Assignment: Some lines in the listing hold the word "Delay". Return each of them.
*** Opening Dataset extract ***
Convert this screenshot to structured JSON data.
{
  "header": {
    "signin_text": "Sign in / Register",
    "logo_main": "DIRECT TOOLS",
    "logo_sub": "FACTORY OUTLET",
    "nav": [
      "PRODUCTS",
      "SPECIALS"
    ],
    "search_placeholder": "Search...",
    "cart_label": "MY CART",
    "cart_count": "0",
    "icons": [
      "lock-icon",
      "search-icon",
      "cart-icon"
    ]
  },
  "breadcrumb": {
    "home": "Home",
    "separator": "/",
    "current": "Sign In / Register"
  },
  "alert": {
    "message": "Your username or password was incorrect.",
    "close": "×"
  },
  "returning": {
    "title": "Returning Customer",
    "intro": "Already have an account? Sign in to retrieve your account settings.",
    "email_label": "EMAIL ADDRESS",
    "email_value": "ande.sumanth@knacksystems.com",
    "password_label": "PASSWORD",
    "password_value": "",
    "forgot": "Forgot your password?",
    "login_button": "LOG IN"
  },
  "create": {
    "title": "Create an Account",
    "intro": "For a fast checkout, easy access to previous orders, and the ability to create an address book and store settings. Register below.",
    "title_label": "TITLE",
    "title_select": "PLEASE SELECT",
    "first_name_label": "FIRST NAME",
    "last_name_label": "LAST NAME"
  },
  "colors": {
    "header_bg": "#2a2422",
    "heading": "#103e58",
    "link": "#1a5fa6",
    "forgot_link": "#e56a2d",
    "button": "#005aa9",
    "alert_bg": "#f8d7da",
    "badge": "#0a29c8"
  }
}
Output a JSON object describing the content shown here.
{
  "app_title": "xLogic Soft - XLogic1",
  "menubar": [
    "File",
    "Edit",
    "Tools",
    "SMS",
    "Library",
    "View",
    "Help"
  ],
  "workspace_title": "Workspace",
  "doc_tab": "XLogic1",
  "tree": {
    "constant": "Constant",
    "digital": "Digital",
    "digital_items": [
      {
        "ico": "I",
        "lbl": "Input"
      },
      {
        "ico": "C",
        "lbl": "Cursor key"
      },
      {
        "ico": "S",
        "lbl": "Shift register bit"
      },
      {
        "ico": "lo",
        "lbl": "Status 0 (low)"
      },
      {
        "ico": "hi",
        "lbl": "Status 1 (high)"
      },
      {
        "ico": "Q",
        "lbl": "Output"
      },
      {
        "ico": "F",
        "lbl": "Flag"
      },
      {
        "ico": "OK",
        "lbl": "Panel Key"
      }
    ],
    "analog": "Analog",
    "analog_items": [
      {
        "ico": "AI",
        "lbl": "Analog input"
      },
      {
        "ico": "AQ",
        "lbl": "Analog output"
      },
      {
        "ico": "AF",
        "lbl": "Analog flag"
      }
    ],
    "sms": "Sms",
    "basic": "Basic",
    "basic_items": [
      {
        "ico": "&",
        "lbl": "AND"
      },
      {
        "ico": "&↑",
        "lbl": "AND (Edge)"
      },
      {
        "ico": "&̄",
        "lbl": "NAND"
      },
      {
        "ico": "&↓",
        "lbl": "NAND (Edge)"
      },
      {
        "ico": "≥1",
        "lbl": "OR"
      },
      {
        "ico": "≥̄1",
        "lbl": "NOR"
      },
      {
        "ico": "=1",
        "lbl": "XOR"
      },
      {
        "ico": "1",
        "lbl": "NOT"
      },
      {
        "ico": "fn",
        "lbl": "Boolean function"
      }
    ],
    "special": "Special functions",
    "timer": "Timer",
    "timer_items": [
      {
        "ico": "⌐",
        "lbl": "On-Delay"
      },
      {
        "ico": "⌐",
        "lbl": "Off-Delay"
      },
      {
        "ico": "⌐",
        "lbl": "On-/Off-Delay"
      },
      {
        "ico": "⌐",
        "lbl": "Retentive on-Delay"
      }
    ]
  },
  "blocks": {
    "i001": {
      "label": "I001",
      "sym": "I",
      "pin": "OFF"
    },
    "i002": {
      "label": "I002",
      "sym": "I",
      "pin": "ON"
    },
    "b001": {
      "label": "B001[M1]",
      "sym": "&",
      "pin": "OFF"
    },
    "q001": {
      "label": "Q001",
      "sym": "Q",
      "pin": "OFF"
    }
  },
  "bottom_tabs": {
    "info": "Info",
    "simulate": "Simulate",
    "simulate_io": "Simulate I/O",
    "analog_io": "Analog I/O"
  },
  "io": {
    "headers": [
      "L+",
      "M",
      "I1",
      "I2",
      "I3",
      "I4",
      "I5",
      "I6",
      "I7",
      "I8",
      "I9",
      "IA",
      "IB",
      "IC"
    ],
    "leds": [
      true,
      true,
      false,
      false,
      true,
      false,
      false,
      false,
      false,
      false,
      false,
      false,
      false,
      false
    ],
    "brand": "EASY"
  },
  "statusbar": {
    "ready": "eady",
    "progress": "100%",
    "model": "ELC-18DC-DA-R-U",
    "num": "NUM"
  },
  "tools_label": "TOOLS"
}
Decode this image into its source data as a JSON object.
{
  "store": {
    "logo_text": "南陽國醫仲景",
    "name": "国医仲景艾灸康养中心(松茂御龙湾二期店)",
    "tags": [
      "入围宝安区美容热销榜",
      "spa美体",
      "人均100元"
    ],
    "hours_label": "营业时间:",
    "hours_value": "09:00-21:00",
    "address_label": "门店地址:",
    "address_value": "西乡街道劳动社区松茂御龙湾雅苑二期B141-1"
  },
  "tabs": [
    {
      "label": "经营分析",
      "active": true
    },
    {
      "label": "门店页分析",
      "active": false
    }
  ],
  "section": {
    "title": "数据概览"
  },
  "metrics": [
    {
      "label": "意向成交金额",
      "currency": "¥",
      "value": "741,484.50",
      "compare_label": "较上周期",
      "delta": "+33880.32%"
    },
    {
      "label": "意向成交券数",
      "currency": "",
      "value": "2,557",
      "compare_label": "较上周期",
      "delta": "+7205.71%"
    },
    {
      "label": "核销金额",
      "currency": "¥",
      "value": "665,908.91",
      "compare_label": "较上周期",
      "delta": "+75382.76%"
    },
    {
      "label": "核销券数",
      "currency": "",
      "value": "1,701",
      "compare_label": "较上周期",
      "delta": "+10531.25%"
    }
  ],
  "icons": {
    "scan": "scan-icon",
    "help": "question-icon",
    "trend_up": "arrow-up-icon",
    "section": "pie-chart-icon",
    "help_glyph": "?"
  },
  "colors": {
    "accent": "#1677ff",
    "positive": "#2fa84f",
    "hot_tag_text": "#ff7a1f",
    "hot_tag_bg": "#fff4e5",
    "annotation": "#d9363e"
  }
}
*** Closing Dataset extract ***
Solution to the problem:
        "lbl": "On-Delay"
        "lbl": "Off-Delay"
        "lbl": "On-/Off-Delay"
        "lbl": "Retentive on-Delay"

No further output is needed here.